Public exhortations on free speech from outside the Church came only as late in 1644 from John Milton in Areopagitica, predating his Paradise Lost by some 25 years.  Areopagitica was Milton's printed speech to Parliament on the necessity for uncensored license in printing tracts, essays, and opinions.  Milton acknowledged God's endowment to mankind of free will, the ability to reason leading to freedom of conscience and freedom to express one's voice without interference.  While his temerity in arguing for free speech at the high point of the English Civil War was laudable, even Milton fell short of heroics.  His screed, taking aim at Royalists and the establishmentarian English Church as well as the imagined resurgence of Roman Catholicism, had a convenient cover from his sympathies for the ascendant Cromwell and the Puritans.

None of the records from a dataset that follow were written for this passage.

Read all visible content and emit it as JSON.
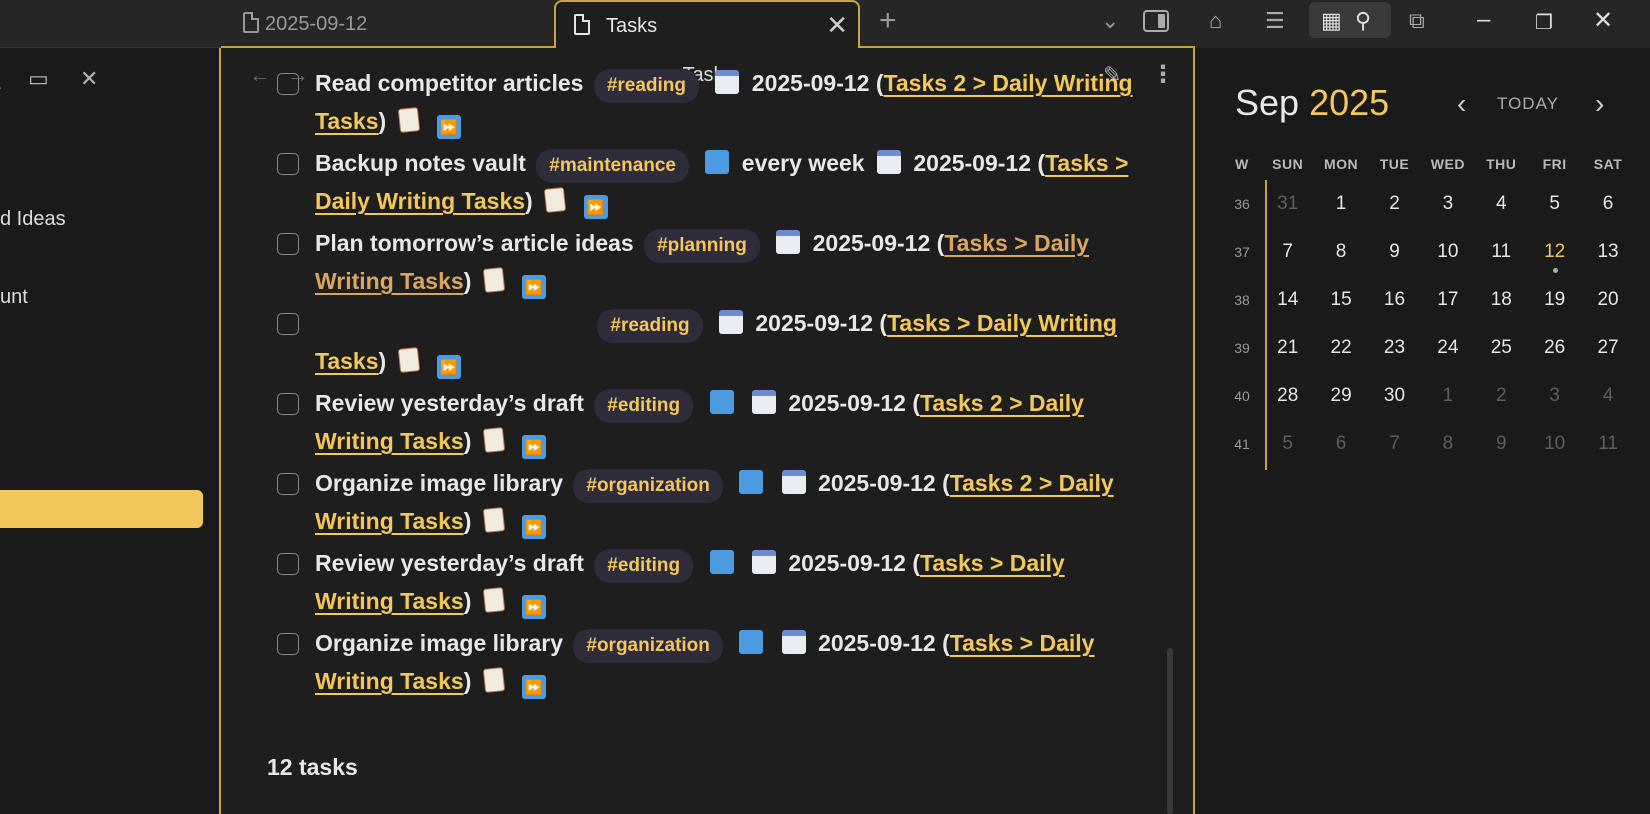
{
  "sidebar": {
    "items": [
      {
        "label": "d Ideas"
      },
      {
        "label": "unt"
      }
    ]
  },
  "tabs": [
    {
      "label": "2025-09-12",
      "active": false
    },
    {
      "label": "Tasks",
      "active": true
    }
  ],
  "view": {
    "title": "Tasks"
  },
  "tasks": [
    {
      "text": "Read competitor articles",
      "tag": "#reading",
      "date": "2025-09-12",
      "link": "Tasks 2 > Daily Writing Tasks"
    },
    {
      "text": "Backup notes vault",
      "tag": "#maintenance",
      "recurrence": "every week",
      "date": "2025-09-12",
      "link": "Tasks > Daily Writing Tasks"
    },
    {
      "text": "Plan tomorrow’s article ideas",
      "tag": "#planning",
      "date": "2025-09-12",
      "link": "Tasks > Daily Writing Tasks"
    },
    {
      "text": "",
      "tag": "#reading",
      "date": "2025-09-12",
      "link": "Tasks > Daily Writing Tasks"
    },
    {
      "text": "Review yesterday’s draft",
      "tag": "#editing",
      "date": "2025-09-12",
      "link": "Tasks 2 > Daily Writing Tasks"
    },
    {
      "text": "Organize image library",
      "tag": "#organization",
      "date": "2025-09-12",
      "link": "Tasks 2 > Daily Writing Tasks"
    },
    {
      "text": "Review yesterday’s draft",
      "tag": "#editing",
      "date": "2025-09-12",
      "link": "Tasks > Daily Writing Tasks"
    },
    {
      "text": "Organize image library",
      "tag": "#organization",
      "date": "2025-09-12",
      "link": "Tasks > Daily Writing Tasks"
    }
  ],
  "task_count": "12 tasks",
  "calendar": {
    "month": "Sep",
    "year": "2025",
    "today_label": "TODAY",
    "dow": [
      "W",
      "SUN",
      "MON",
      "TUE",
      "WED",
      "THU",
      "FRI",
      "SAT"
    ],
    "weeks": [
      {
        "w": "36",
        "days": [
          "31",
          "1",
          "2",
          "3",
          "4",
          "5",
          "6"
        ]
      },
      {
        "w": "37",
        "days": [
          "7",
          "8",
          "9",
          "10",
          "11",
          "12",
          "13"
        ]
      },
      {
        "w": "38",
        "days": [
          "14",
          "15",
          "16",
          "17",
          "18",
          "19",
          "20"
        ]
      },
      {
        "w": "39",
        "days": [
          "21",
          "22",
          "23",
          "24",
          "25",
          "26",
          "27"
        ]
      },
      {
        "w": "40",
        "days": [
          "28",
          "29",
          "30",
          "1",
          "2",
          "3",
          "4"
        ]
      },
      {
        "w": "41",
        "days": [
          "5",
          "6",
          "7",
          "8",
          "9",
          "10",
          "11"
        ]
      }
    ]
  },
  "colors": {
    "accent": "#f2c75c",
    "border": "#c9a43e",
    "tag_bg": "#2e2b3a"
  }
}
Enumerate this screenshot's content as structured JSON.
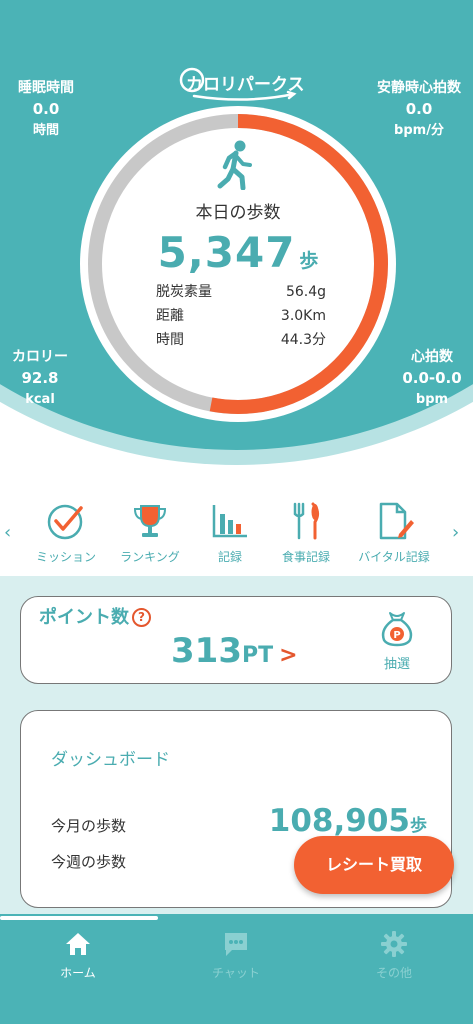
{
  "app": {
    "logo_text": "カロリパークス"
  },
  "colors": {
    "teal": "#4bb3b6",
    "orange": "#f26132",
    "gray_ring": "#c8c8c8"
  },
  "stats": {
    "sleep": {
      "label": "睡眠時間",
      "value": "0.0",
      "unit": "時間"
    },
    "resting_hr": {
      "label": "安静時心拍数",
      "value": "0.0",
      "unit": "bpm/分"
    },
    "calories": {
      "label": "カロリー",
      "value": "92.8",
      "unit": "kcal"
    },
    "heart_rate": {
      "label": "心拍数",
      "value": "0.0-0.0",
      "unit": "bpm"
    }
  },
  "steps": {
    "title": "本日の歩数",
    "value": "5,347",
    "unit": "歩",
    "progress": 0.53,
    "metrics": [
      {
        "label": "脱炭素量",
        "value": "56.4g"
      },
      {
        "label": "距離",
        "value": "3.0Km"
      },
      {
        "label": "時間",
        "value": "44.3分"
      }
    ]
  },
  "menu": {
    "prev": "‹",
    "next": "›",
    "items": [
      {
        "label": "ミッション",
        "icon": "check-circle-icon"
      },
      {
        "label": "ランキング",
        "icon": "trophy-icon"
      },
      {
        "label": "記録",
        "icon": "bar-chart-icon"
      },
      {
        "label": "食事記録",
        "icon": "fork-knife-icon"
      },
      {
        "label": "バイタル記録",
        "icon": "document-pen-icon"
      }
    ]
  },
  "points": {
    "title": "ポイント数",
    "help": "?",
    "value": "313",
    "unit": "PT",
    "arrow": ">",
    "lottery_label": "抽選"
  },
  "dashboard": {
    "title": "ダッシュボード",
    "month_label": "今月の歩数",
    "month_value": "108,905",
    "month_unit": "歩",
    "week_label": "今週の歩数"
  },
  "receipt_button": "レシート買取",
  "tabs": [
    {
      "label": "ホーム",
      "icon": "home-icon",
      "active": true
    },
    {
      "label": "チャット",
      "icon": "chat-icon",
      "active": false
    },
    {
      "label": "その他",
      "icon": "gear-icon",
      "active": false
    }
  ]
}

So, while Enlightenment thinkers and secular politicians are usually given birthright for securing guarantees to free speech, they were largely on the sidelines, bystanders as the wars took their tolls inside the Church and upon religious separatists.  The entire 17th century in Britain was dominated by the religious Civil War and persistent instability, with unspeakable horrors visited upon non-conformists and dissenters, only partially quenched at the end of the bloody era by the 1688 English Bill of Rights and the 1689 Act of Toleration, with the English parliament granting limited religious accommodations to only a few non-conformists, conditioned upon a loyalty oath.

It was James II, a Roman Catholic and a champion of religious liberty, who issued a Declaration of Indulgence, or declaration of liberty of conscience, before he was exiled in 1688 -- at least a year before the English Bill of Rights.  By the time John Locke had written his Treatises, and free speech agitation had already arrived from the pulpits and pamphlets of hundreds of English religious dissenters, most notably Baptists, Quakers, Congregationalists, and other athletic Protestant dissenters, led by Baptist John Bunyan and Quaker William Penn, who first and foremost were religious thinkers, pursuing freedom of conscience in the face of imprisonment and ruin. 

We've been brainwashed into thinking that religious liberty -- independent, pluralistic religious practices and the free exercise thereof, now under attack by the contraceptives and abortifacients mandate under president Obama's health care plan -- exists solely from the magnanimous secular writers of the First Amendment.  Moreover, liberal elites insist that religious liberty can be suppressed, blithely ignored, with impunity.  They believe that First-Amendment protections for speech, press, and petition would remain unaffected while religious liberty is crushed.  That sequence is not only backward, but impossible.

It is religious liberty, freedom of conscience, and the right to assemble in order to practice community religious tenets that preceded and framed free speech everywhere else and anchored the First Amendment.  Without religious liberty, the foundations under the First Amendment would collapse.

The right to privacy -- or in the vernacular, the right to be left alone, unmolested by the state -- and its handmaiden, the right to free expression and assembly, is wholly derived from 1,500 years of religious liberty on trial.  Who could have imagined that the right to privacy -- stemming from centuries to secure religious liberty -- underscoring Roe v. Wade and the specific argument used in Griswold v. Connecticut overturning a ban on contraceptives, is now being tossed aside under President Obama's health plan contraceptives and abortifacients mandate?

Obama's assault on religious liberty is not just some benign sharp elbowing to advance his socialist health care agenda.  If religious liberty can be dismantled, even piecemeal, wholesale erosion of the rest of the First Amendment rights won't be far behind.

Hat Tip to George Weigel.  His book The Cube and the Cathedral inspired the thesis behind this piece.